Return all the entries word for word, minus the pictures.

### EXERCISE INPUTS ###

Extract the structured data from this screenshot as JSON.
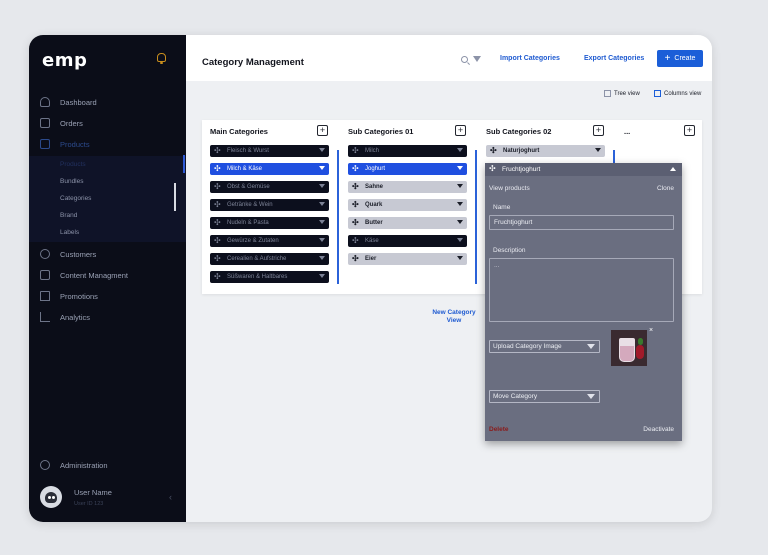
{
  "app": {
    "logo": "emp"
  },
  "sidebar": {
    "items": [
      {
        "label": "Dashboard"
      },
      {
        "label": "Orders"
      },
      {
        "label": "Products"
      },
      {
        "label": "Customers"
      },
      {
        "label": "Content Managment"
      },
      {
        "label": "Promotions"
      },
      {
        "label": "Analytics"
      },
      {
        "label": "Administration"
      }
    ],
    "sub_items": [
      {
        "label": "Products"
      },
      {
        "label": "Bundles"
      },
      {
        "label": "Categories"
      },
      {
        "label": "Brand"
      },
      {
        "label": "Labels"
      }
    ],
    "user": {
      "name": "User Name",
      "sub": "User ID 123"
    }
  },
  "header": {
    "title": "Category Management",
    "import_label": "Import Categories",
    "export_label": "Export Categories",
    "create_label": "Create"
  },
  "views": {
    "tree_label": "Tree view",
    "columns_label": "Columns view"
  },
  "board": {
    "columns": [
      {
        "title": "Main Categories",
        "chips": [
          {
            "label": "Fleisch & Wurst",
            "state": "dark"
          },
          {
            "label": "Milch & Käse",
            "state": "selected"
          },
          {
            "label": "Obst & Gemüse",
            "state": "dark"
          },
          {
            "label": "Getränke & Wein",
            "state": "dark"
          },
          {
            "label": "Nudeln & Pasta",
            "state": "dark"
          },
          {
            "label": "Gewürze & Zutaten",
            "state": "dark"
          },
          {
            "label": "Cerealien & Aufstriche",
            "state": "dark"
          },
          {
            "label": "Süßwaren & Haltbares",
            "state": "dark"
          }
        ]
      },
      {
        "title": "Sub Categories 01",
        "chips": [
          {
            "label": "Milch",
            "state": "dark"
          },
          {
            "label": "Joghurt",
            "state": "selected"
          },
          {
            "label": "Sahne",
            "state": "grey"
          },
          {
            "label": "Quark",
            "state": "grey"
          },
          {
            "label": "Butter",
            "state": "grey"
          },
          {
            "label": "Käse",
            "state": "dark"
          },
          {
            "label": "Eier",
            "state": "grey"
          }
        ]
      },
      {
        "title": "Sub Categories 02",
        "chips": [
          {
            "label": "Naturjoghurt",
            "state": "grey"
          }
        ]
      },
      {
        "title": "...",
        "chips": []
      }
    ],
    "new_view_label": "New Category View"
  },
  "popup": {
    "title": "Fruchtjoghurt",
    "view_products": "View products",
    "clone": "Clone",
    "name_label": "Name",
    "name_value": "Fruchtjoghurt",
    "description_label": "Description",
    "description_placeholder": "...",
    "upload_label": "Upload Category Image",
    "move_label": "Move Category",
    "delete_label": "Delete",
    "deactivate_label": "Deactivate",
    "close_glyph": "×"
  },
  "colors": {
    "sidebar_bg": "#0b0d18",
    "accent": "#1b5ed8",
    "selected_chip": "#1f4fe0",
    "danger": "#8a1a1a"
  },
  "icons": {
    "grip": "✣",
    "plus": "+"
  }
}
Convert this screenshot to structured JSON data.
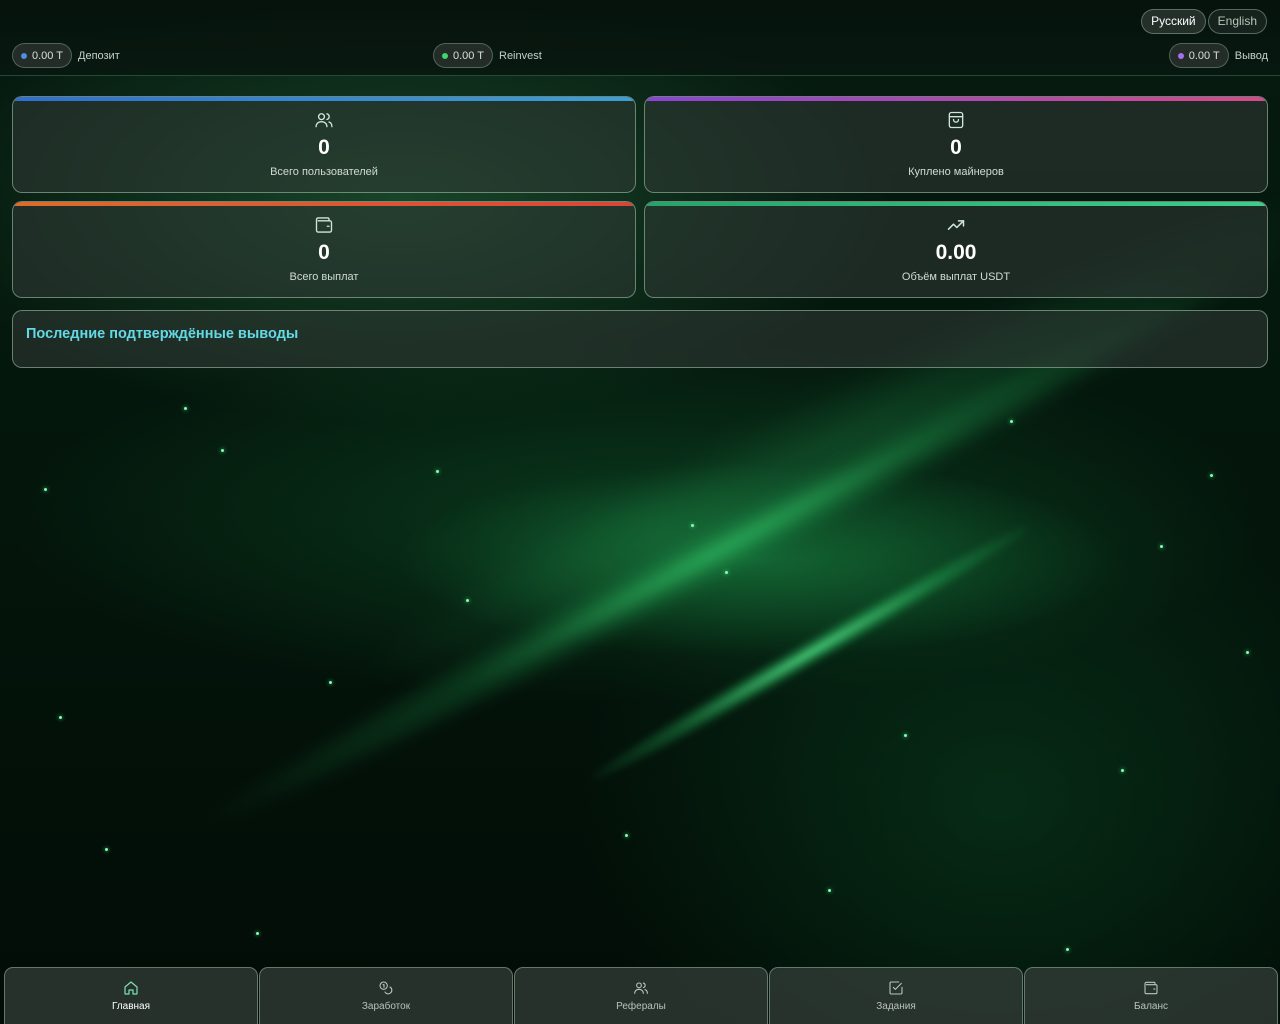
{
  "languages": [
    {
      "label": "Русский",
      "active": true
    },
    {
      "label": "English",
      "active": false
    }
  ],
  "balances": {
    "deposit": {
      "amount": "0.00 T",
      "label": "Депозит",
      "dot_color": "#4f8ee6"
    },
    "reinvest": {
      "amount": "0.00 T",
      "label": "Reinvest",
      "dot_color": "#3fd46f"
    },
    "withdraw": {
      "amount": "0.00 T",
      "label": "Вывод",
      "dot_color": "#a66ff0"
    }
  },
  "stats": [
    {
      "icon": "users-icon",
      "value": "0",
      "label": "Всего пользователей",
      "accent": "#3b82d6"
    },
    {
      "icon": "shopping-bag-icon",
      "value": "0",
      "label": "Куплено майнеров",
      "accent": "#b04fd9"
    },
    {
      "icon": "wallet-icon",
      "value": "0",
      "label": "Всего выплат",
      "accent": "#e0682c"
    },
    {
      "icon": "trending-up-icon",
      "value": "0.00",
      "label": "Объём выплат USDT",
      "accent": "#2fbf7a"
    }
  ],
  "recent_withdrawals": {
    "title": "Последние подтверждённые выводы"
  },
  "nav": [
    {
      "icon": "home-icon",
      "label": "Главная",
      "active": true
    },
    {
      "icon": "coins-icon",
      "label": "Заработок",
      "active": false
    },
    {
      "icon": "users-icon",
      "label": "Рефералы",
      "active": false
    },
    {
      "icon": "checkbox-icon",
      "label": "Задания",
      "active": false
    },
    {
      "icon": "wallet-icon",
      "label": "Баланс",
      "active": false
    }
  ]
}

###

WRITTEN RESPONSE ->
Extract the structured data from this screenshot as JSON.
{
  "app": {
    "logo": "emp"
  },
  "sidebar": {
    "items": [
      {
        "label": "Dashboard"
      },
      {
        "label": "Orders"
      },
      {
        "label": "Products"
      },
      {
        "label": "Customers"
      },
      {
        "label": "Content Managment"
      },
      {
        "label": "Promotions"
      },
      {
        "label": "Analytics"
      },
      {
        "label": "Administration"
      }
    ],
    "sub_items": [
      {
        "label": "Products"
      },
      {
        "label": "Bundles"
      },
      {
        "label": "Categories"
      },
      {
        "label": "Brand"
      },
      {
        "label": "Labels"
      }
    ],
    "user": {
      "name": "User Name",
      "sub": "User ID 123"
    }
  },
  "header": {
    "title": "Category Management",
    "import_label": "Import Categories",
    "export_label": "Export Categories",
    "create_label": "Create"
  },
  "views": {
    "tree_label": "Tree view",
    "columns_label": "Columns view"
  },
  "board": {
    "columns": [
      {
        "title": "Main Categories",
        "chips": [
          {
            "label": "Fleisch & Wurst",
            "state": "dark"
          },
          {
            "label": "Milch & Käse",
            "state": "selected"
          },
          {
            "label": "Obst & Gemüse",
            "state": "dark"
          },
          {
            "label": "Getränke & Wein",
            "state": "dark"
          },
          {
            "label": "Nudeln & Pasta",
            "state": "dark"
          },
          {
            "label": "Gewürze & Zutaten",
            "state": "dark"
          },
          {
            "label": "Cerealien & Aufstriche",
            "state": "dark"
          },
          {
            "label": "Süßwaren & Haltbares",
            "state": "dark"
          }
        ]
      },
      {
        "title": "Sub Categories 01",
        "chips": [
          {
            "label": "Milch",
            "state": "dark"
          },
          {
            "label": "Joghurt",
            "state": "selected"
          },
          {
            "label": "Sahne",
            "state": "grey"
          },
          {
            "label": "Quark",
            "state": "grey"
          },
          {
            "label": "Butter",
            "state": "grey"
          },
          {
            "label": "Käse",
            "state": "dark"
          },
          {
            "label": "Eier",
            "state": "grey"
          }
        ]
      },
      {
        "title": "Sub Categories 02",
        "chips": [
          {
            "label": "Naturjoghurt",
            "state": "grey"
          }
        ]
      },
      {
        "title": "...",
        "chips": []
      }
    ],
    "new_view_label": "New Category View"
  },
  "popup": {
    "title": "Fruchtjoghurt",
    "view_products": "View products",
    "clone": "Clone",
    "name_label": "Name",
    "name_value": "Fruchtjoghurt",
    "description_label": "Description",
    "description_placeholder": "...",
    "upload_label": "Upload Category Image",
    "move_label": "Move Category",
    "delete_label": "Delete",
    "deactivate_label": "Deactivate",
    "close_glyph": "×"
  },
  "colors": {
    "sidebar_bg": "#0b0d18",
    "accent": "#1b5ed8",
    "selected_chip": "#1f4fe0",
    "danger": "#8a1a1a"
  },
  "icons": {
    "grip": "✣",
    "plus": "+"
  }
}
Convert this screenshot to structured JSON data.
{
  "languages": [
    {
      "label": "Русский",
      "active": true
    },
    {
      "label": "English",
      "active": false
    }
  ],
  "balances": {
    "deposit": {
      "amount": "0.00 T",
      "label": "Депозит",
      "dot_color": "#4f8ee6"
    },
    "reinvest": {
      "amount": "0.00 T",
      "label": "Reinvest",
      "dot_color": "#3fd46f"
    },
    "withdraw": {
      "amount": "0.00 T",
      "label": "Вывод",
      "dot_color": "#a66ff0"
    }
  },
  "stats": [
    {
      "icon": "users-icon",
      "value": "0",
      "label": "Всего пользователей",
      "accent": "#3b82d6"
    },
    {
      "icon": "shopping-bag-icon",
      "value": "0",
      "label": "Куплено майнеров",
      "accent": "#b04fd9"
    },
    {
      "icon": "wallet-icon",
      "value": "0",
      "label": "Всего выплат",
      "accent": "#e0682c"
    },
    {
      "icon": "trending-up-icon",
      "value": "0.00",
      "label": "Объём выплат USDT",
      "accent": "#2fbf7a"
    }
  ],
  "recent_withdrawals": {
    "title": "Последние подтверждённые выводы"
  },
  "nav": [
    {
      "icon": "home-icon",
      "label": "Главная",
      "active": true
    },
    {
      "icon": "coins-icon",
      "label": "Заработок",
      "active": false
    },
    {
      "icon": "users-icon",
      "label": "Рефералы",
      "active": false
    },
    {
      "icon": "checkbox-icon",
      "label": "Задания",
      "active": false
    },
    {
      "icon": "wallet-icon",
      "label": "Баланс",
      "active": false
    }
  ]
}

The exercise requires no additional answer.